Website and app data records

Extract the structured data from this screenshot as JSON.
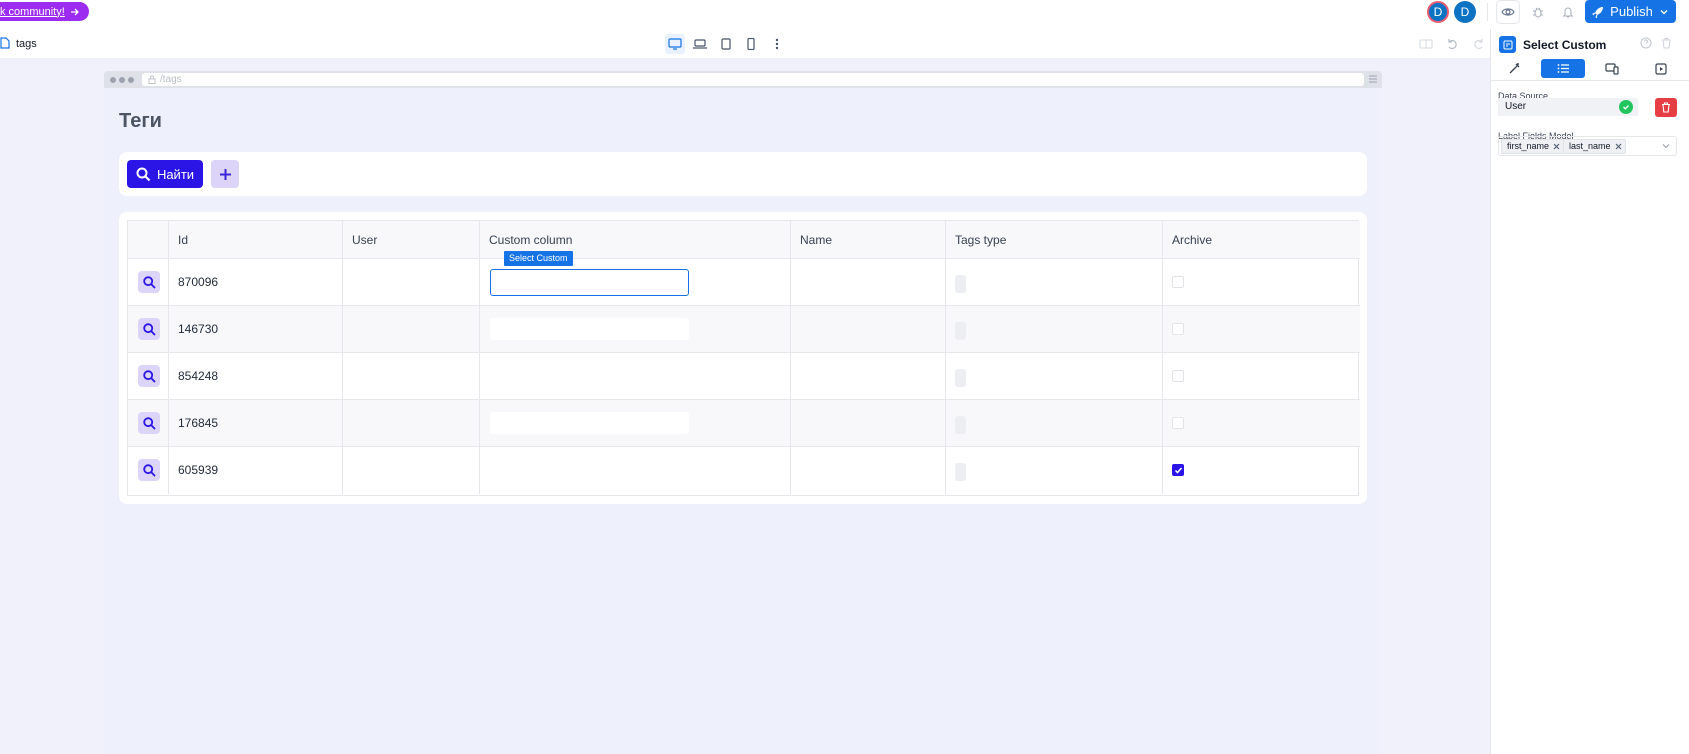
{
  "topbar": {
    "community_link": "k community!",
    "avatars": [
      "D",
      "D"
    ],
    "publish_label": "Publish"
  },
  "secondary": {
    "page_name": "tags"
  },
  "browser": {
    "url": "/tags"
  },
  "page": {
    "title": "Теги",
    "search_button": "Найти"
  },
  "table": {
    "columns": [
      "Id",
      "User",
      "Custom column",
      "Name",
      "Tags type",
      "Archive"
    ],
    "rows": [
      {
        "id": "870096",
        "archive": false
      },
      {
        "id": "146730",
        "archive": false
      },
      {
        "id": "854248",
        "archive": false
      },
      {
        "id": "176845",
        "archive": false
      },
      {
        "id": "605939",
        "archive": true
      }
    ],
    "selected_component_tag": "Select Custom"
  },
  "panel": {
    "title": "Select Custom",
    "data_source_label": "Data Source",
    "data_source_value": "User",
    "label_fields_label": "Label Fields Model",
    "label_fields": [
      "first_name",
      "last_name"
    ]
  },
  "colors": {
    "primary": "#2b14e6",
    "publish": "#1673e6",
    "community": "#9b2cf0",
    "danger": "#e53e45",
    "success": "#22c55e"
  }
}
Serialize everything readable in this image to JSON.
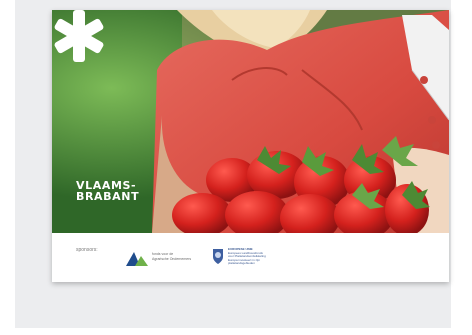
{
  "brand": {
    "line1": "VLAAMS-",
    "line2": "BRABANT",
    "logo_icon": "asterisk-star-logo"
  },
  "footer": {
    "label": "sponsors:",
    "sponsor1": {
      "icon": "triangle-logo-icon",
      "line1": "fonds voor de ",
      "line2": "Agrarische Ondernemers"
    },
    "sponsor2": {
      "icon": "crest-icon",
      "line1": "EUROPESE UNIE",
      "line2": "Europees Landbouwfonds",
      "line3": "voor Plattelandsontwikkeling",
      "line4": "Europa investeert in zijn",
      "line5": "plattelandsgebieden"
    }
  },
  "colors": {
    "panel_bg": "#ecedef",
    "shirt_red": "#d9534a",
    "strawberry_red": "#c0201f",
    "leaf_green": "#4d8a34"
  }
}
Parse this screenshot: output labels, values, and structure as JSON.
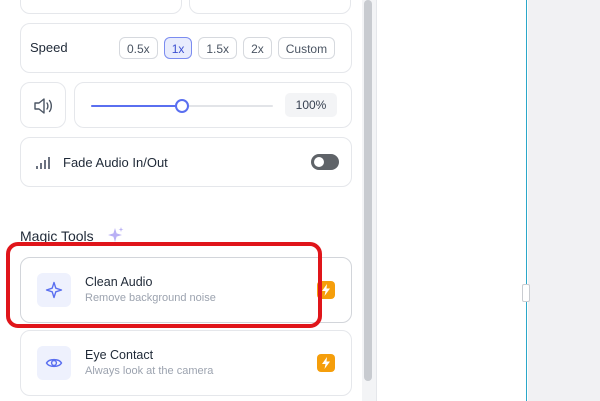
{
  "speed": {
    "label": "Speed",
    "options": [
      "0.5x",
      "1x",
      "1.5x",
      "2x",
      "Custom"
    ],
    "selected": "1x"
  },
  "volume": {
    "icon": "speaker-icon",
    "value_label": "100%",
    "level_percent": 100
  },
  "fade": {
    "icon": "signal-bars-icon",
    "label": "Fade Audio In/Out",
    "enabled": false
  },
  "magic_tools": {
    "title": "Magic Tools",
    "title_icon": "sparkle-icon",
    "tools": [
      {
        "name": "Clean Audio",
        "description": "Remove background noise",
        "icon": "sparkle-star-icon",
        "badge_icon": "lightning-icon"
      },
      {
        "name": "Eye Contact",
        "description": "Always look at the camera",
        "icon": "eye-icon",
        "badge_icon": "lightning-icon"
      }
    ]
  },
  "colors": {
    "accent": "#5a6ff0",
    "badge": "#f59e0b",
    "highlight": "#e0151a"
  }
}
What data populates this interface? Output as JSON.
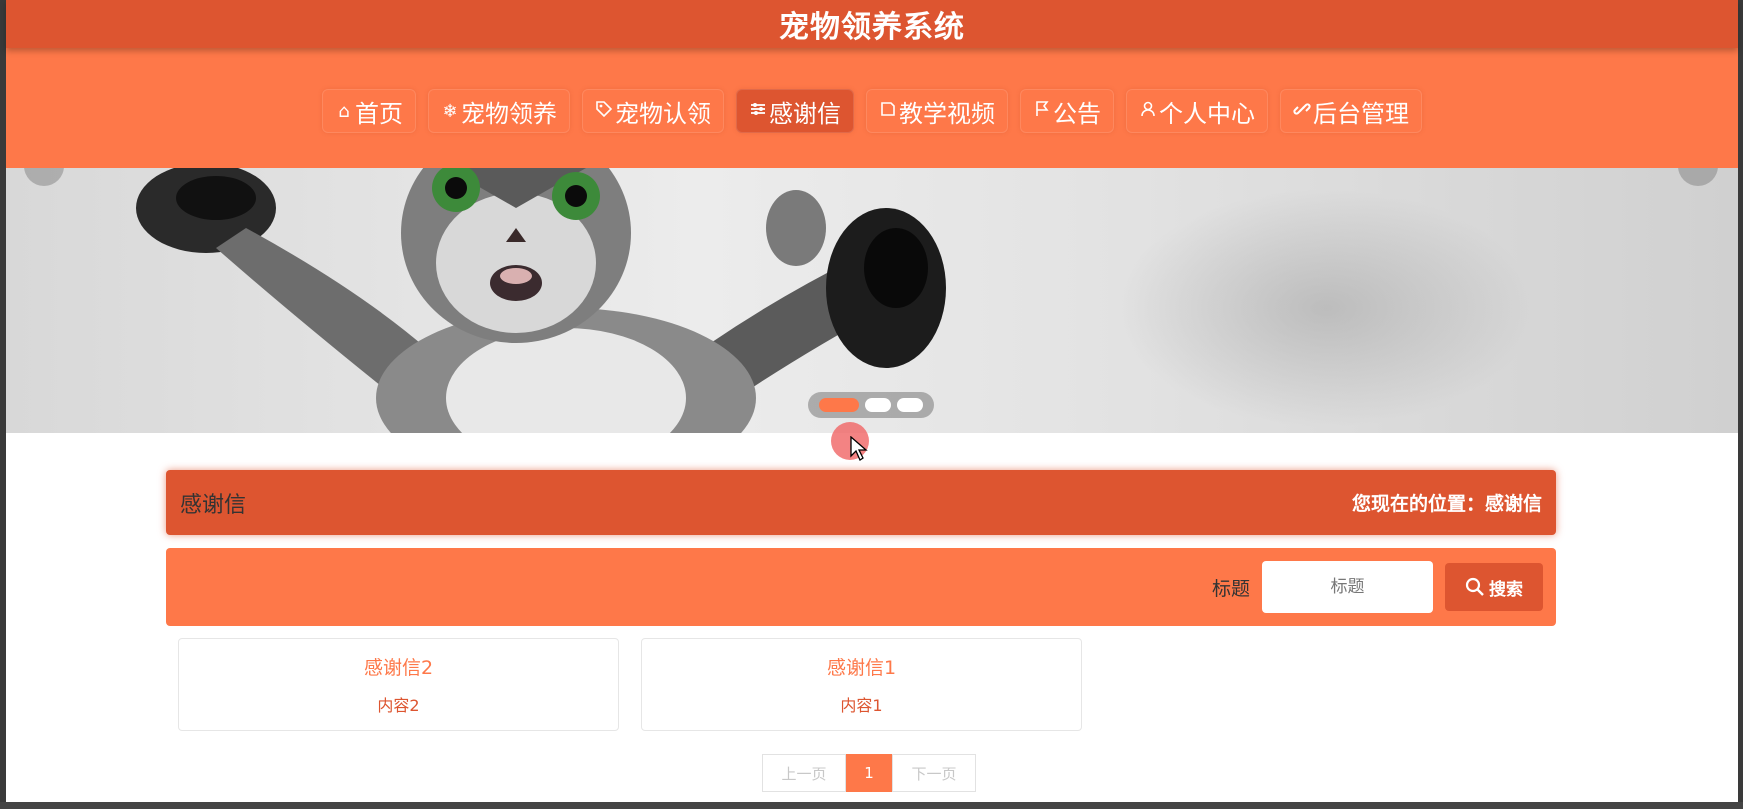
{
  "app": {
    "title": "宠物领养系统"
  },
  "nav": {
    "items": [
      {
        "icon": "home-icon",
        "label": "首页",
        "active": false
      },
      {
        "icon": "snowflake-icon",
        "label": "宠物领养",
        "active": false
      },
      {
        "icon": "tag-icon",
        "label": "宠物认领",
        "active": false
      },
      {
        "icon": "sliders-icon",
        "label": "感谢信",
        "active": true
      },
      {
        "icon": "video-icon",
        "label": "教学视频",
        "active": false
      },
      {
        "icon": "flag-icon",
        "label": "公告",
        "active": false
      },
      {
        "icon": "user-icon",
        "label": "个人中心",
        "active": false
      },
      {
        "icon": "link-icon",
        "label": "后台管理",
        "active": false
      }
    ]
  },
  "banner": {
    "slide_count": 3,
    "active_slide": 1
  },
  "section": {
    "title": "感谢信",
    "breadcrumb": "您现在的位置：感谢信"
  },
  "search": {
    "label": "标题",
    "placeholder": "标题",
    "value": "",
    "button_label": "搜索"
  },
  "cards": [
    {
      "title": "感谢信2",
      "content": "内容2"
    },
    {
      "title": "感谢信1",
      "content": "内容1"
    }
  ],
  "pagination": {
    "prev": "上一页",
    "current": "1",
    "next": "下一页"
  },
  "colors": {
    "primary": "#fe7849",
    "dark": "#dd5530"
  }
}
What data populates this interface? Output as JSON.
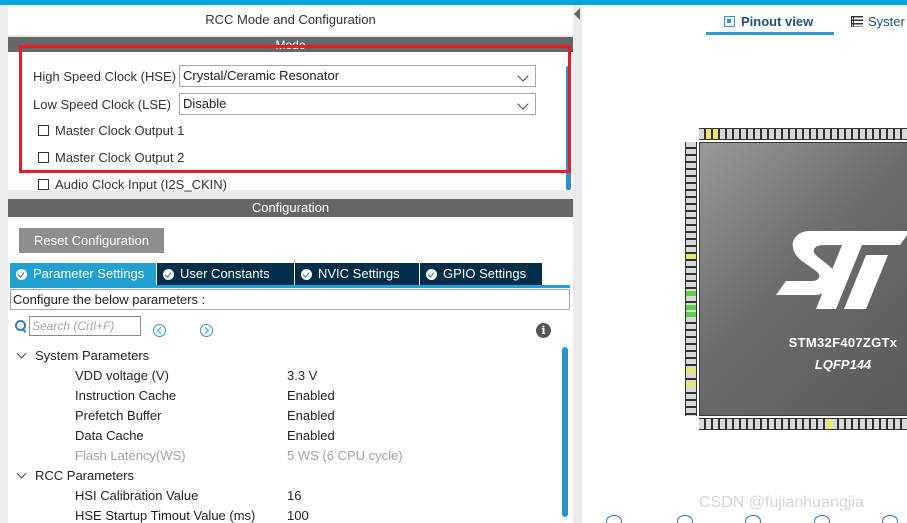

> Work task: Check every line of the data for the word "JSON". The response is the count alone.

> Response to this task: 5